Spintronics (Spin electronics) is a new paradigm of electronics based on
the spin degree of freedom of the electron. One of the largest success
of this field lies in the discovery of the giant magnetoresistance (GMR)
in the late 1980s. The GMR effect increses a sensitivity of the conversion
between a magnetic field and an electric signal, allowing an increasing
in data storage density of HDD. In 2007, the Nobel prize has been awarded to Albert Fert and Peter Grunberg for
the discovery of this phenomena.
Magnetoresistive Random Access Memory (MRAM) is of great interest, as it potentially combines the high speed of SRAM, density of DRAM, and the nonvolatile storage of Flash memory. The method of reading data is accomplished by measuring the electrical resistance of the memory cell which is comprised of magnetic tunnel junction. Data is written to the memory cell by using a magnetic field. Recently, a new technique, spin transfer torque, uses the writing method for STT-MRAM, which is an elegant and efficient way that relies on the spin-angular momentum transfer from spin current to the magnetization. The STT-MRAM has the advantage of lower power consumption and better scalability over conventional MRAM.

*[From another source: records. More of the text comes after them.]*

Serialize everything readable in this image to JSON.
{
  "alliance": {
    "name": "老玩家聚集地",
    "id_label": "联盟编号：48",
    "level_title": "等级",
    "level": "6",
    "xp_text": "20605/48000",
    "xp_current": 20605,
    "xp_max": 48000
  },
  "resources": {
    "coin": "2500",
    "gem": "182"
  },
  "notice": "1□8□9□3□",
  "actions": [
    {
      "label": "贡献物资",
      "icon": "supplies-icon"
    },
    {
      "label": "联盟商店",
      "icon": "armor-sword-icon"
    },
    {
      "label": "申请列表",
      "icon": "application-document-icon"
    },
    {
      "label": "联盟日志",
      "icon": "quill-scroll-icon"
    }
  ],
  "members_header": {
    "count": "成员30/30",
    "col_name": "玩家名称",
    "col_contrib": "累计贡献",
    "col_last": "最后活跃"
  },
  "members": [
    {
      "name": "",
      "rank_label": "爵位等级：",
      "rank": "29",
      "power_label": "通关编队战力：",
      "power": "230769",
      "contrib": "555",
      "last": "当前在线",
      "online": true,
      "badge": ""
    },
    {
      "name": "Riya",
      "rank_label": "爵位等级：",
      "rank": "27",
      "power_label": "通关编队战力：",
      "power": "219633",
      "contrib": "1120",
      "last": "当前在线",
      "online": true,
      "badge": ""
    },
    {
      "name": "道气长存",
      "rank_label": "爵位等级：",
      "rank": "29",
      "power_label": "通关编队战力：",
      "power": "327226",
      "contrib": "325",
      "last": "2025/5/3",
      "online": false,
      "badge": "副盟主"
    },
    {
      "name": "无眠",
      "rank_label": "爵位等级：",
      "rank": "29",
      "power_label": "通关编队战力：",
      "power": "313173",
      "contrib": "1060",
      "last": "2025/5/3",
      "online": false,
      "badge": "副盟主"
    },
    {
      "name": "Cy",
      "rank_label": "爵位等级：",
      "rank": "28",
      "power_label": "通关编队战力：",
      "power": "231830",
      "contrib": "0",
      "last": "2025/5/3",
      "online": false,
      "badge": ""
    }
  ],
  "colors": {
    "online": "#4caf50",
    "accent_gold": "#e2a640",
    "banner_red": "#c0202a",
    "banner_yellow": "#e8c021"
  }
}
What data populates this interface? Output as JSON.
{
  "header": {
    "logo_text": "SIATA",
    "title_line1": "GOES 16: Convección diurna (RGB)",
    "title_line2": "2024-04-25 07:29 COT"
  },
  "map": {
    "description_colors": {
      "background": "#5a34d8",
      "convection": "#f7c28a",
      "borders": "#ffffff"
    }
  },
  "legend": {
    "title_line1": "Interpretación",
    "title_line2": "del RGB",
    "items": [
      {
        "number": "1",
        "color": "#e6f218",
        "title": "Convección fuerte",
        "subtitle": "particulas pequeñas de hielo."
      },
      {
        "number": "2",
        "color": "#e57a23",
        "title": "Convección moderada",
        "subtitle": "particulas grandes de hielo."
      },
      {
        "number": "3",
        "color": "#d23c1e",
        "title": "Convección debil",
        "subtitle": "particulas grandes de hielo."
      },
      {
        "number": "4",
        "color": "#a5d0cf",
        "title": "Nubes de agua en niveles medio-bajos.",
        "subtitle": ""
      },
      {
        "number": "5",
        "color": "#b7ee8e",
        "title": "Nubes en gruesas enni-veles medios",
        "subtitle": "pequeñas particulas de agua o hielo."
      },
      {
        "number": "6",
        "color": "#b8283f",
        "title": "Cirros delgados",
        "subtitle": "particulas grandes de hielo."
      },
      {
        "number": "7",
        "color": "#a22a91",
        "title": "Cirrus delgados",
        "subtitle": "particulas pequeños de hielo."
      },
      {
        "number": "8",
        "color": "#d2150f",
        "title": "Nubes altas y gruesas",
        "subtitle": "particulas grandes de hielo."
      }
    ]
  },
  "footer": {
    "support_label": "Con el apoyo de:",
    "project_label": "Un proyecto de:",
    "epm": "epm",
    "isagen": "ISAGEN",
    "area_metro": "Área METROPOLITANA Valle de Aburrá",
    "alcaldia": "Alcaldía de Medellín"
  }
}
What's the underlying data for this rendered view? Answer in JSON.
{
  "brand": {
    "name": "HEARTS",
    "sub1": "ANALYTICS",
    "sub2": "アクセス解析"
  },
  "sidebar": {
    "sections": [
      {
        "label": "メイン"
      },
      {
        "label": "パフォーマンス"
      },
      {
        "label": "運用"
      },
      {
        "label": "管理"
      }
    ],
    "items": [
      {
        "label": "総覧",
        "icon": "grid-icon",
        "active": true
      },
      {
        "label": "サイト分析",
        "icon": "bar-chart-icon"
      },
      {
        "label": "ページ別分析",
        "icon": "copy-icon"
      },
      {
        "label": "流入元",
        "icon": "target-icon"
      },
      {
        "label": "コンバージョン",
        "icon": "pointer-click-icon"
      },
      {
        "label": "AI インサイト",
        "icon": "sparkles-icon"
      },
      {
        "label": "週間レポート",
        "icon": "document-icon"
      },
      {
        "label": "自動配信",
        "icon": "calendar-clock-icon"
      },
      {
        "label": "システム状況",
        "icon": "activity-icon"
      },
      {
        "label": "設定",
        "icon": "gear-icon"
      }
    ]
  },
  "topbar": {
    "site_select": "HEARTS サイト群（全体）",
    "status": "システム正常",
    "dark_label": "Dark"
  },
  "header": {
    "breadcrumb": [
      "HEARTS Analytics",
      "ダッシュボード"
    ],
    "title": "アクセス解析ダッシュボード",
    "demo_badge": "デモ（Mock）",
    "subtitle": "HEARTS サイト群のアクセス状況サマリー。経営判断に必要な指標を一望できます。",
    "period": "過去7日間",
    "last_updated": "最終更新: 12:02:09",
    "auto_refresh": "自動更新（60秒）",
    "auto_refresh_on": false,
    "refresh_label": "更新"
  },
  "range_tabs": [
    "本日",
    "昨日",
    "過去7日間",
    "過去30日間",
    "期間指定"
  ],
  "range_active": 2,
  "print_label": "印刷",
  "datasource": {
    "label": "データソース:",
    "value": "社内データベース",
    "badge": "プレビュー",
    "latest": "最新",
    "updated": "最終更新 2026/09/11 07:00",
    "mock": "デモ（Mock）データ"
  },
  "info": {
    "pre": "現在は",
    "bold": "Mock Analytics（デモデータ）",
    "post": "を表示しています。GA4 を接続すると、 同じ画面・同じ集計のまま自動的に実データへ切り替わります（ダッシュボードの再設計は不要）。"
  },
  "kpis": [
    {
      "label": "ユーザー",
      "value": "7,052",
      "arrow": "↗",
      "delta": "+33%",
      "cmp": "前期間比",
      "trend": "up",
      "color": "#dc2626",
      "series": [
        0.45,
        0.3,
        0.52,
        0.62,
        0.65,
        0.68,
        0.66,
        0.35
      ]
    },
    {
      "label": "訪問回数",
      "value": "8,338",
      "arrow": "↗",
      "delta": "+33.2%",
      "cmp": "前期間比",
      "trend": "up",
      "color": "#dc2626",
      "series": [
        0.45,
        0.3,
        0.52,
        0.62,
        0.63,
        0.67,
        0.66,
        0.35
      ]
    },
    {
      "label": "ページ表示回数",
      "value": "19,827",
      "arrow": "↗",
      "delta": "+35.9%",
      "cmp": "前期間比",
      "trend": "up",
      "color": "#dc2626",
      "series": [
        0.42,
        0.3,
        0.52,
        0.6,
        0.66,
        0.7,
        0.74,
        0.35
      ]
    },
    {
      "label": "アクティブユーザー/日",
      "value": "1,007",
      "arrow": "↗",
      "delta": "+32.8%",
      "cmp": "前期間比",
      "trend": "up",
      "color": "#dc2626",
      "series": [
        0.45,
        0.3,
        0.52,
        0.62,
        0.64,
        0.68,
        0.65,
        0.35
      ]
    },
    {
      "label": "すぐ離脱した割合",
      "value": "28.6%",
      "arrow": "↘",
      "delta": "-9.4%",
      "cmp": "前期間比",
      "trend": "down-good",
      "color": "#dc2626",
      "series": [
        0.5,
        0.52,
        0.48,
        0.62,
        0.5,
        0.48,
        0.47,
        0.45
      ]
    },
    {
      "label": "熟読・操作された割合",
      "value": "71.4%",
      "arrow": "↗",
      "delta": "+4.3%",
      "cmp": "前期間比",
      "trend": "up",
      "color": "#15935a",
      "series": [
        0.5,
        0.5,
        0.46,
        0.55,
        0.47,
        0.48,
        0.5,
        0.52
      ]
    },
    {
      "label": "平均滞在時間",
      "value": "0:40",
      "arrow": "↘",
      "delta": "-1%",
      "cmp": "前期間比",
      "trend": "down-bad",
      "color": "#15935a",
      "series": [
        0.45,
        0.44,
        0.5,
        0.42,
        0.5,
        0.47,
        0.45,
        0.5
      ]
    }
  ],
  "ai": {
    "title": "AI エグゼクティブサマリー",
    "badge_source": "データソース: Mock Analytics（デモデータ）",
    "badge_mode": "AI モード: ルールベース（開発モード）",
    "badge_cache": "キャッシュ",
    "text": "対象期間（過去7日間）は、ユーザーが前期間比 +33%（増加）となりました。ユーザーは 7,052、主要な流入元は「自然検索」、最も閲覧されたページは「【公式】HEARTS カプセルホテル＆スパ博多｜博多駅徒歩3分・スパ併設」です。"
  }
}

Spin current is a flow of spin angular momentum without charge current. Taking advantage of the fact that electrons, magnons, photons and phonons have and intrinsic anular momentum offers a good opportunity to study their spin transport properties as well as to purse a wide range of applications, from HDD and MRAM to foward-looking spin-logic gates and spin-based quantum computing.
Sooner or later, fundamental limination destine CMOS scaling to a conclusion. It is now apparent that improving the energy eficiency of computing is a challenge. Spintronic functions provide a complementary option to electronics. The added functionality includes nonvolatility and several new logic gates. This will make possible a new paradigm in computing, allowing circuits with no standby power dissipation, improved speed and better density and scaling.